Fun with Fermentation - Home-Brewed Kefir and Kvass
|L to R: Just-mixed peach/apple/cinnamon kvass; fermenting kefir; a glass of mixed berry kvass|
Kefir and WHAT, I can hear you saying? I had vaguely heard of beet kvass from the crunchy-mama circles I run in, and the classic kvass is actually from fermented rye bread, originating in Russia and Eastern Europe. But I never actually knew there was a fruit version (which sounds so much more appealing, at least to me) OR that it could be so simple to brew at home!
The basics of fruit kvass are fruit (fresh, frozen or dried), raw honey, filtered water, and whey (which is apparently optional, but I always use it).
Process and equipment: You can brew your own in as little as 48 hours just by mixing that stuff together in a glass jar with a lid and leaving it on the kitchen counter! Yes, it really is that easy. But, if you're like me, you need a little more info. Please find a great explanation of the hows and whys of fruit kvass from the lovely Rebecca Wood here. Your kvass is done when it is fizzy, sweet to the taste, and the fruit inside looks cooked. You strain out the fruit and drink the kvass!
So far, I tried to do a mixed berry one with fresh ginger from frozen Costco fruits (meh) and now there's an apple peach cinnamon (made from fresh organic fruit) on fermenting on my counter that seems quite promising! It's a light-tasting fruit drink with minimal alcohol (so minimal, it is still suitable for kiddos and preggos) and a fizzy finish.
Then there's the KEFIR, which you have probably come across if you've ever been the dairy section at Whole Foods or similar. It's basically akin to a drinkable yogurt, but it more accurately is a fermented milk drink. My husband was a little leery of me leaving any kind of milk product out on the counter and then drinking it a couple days later, but I was up for the adventure because I really love commercial kefir and thought I could make it better and cheaper at home!
The basics of kefir: It will cost you between $3 and $4 to buy a quart of commercially prepared kefir at Whole Foods. When you make it at home, it costs you whatever a quart of organic milk costs, plus the cost of any starter and add-ins you make, which is significantly less! I use Yogourmet freeze-dried kefir starter because I don't have a source for kefir "grains", which are traditionally used. The freeze-dried packets come in a box of six and each packet makes one quart. The box will usually cost anywhere from $5-$7 or more depending on where you buy it. I got mine from Whole Foods, but I saw it even for sale on Walmart.com, of all places!
Process and equipment: The basics of kefir-making at home include heating a quart of milk to about 180 degrees, then letting it cool to somewhere between 73-77 degrees Fahrenheit.

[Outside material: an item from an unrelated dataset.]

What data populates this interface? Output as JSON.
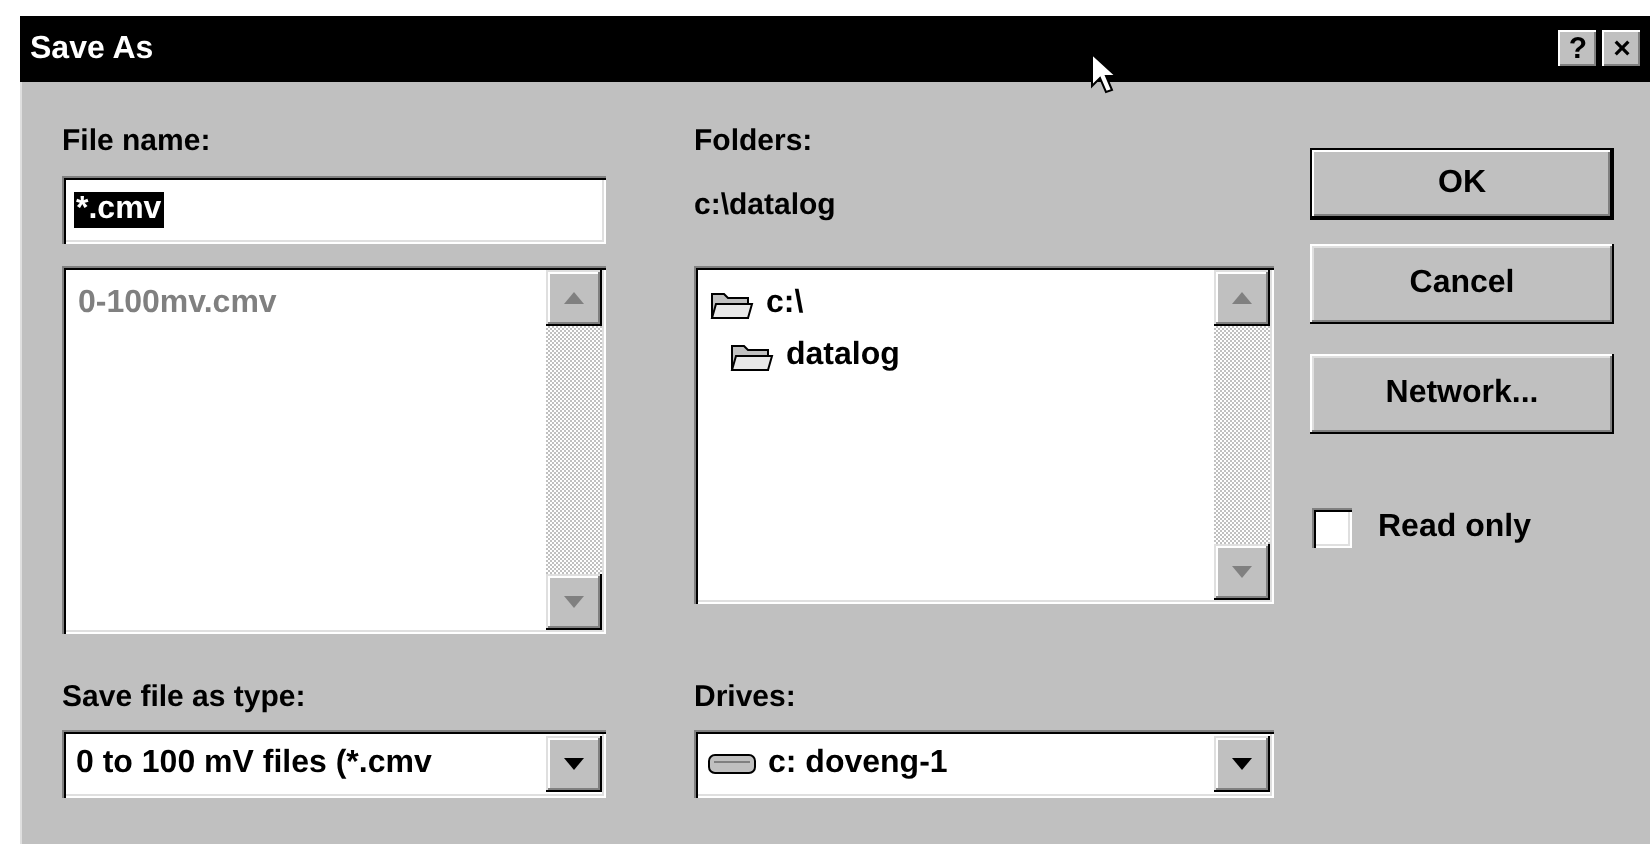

You can help it along by putting it on ice or in the refrigerator. (I use mason jars to make mine in.) Once cooled, you mix the kefir starter to a bit of the milk before adding it all back together and mixing well. Then, you set it on the counter in a cool, dry place! The top of the jar needs to be covered somehow so that air can still get in, but not bugs or other particulates. I have found it easy to put a coffee filter over the top and secure it with a rubber band. I've heard you can do cheesecloth or a tea towel or something of the sort. Leave it out for about 24 hours, then stop the fermentation by putting it in the refrigerator for 8 hours. It is then ready to strain or stir and enjoy!
It is summer here in Northern California, so I've found that it doesn't actually take a full 24 hours before mine is completely solid. Therefore, I've been giving it as little as 12-14 hours before sticking it in the fridge. I have so far tried mango, blueberry, chocolate, and peach/banana flavorings using my kefir and our Vitamix! The chocolate was my least favorite (oddly) and the peach banana that I made today has by far been the BEST! I'm eager to try a chai and a vanilla flavor. I'm also wondering if there's a coffee recipe out there so I can mix two of my favorite breakfast drinks together into one awesome power drink! (Maybe I'm dreaming on that one...)
I've found the book Delicious Probiotic Drinks by Julia Mueller to be fun for recipes for the kefir, and also for ideas for other fermented drinks to make at home!
If you decide to try or have tried either of these fun drinks yourself, please leave me a note about how it went!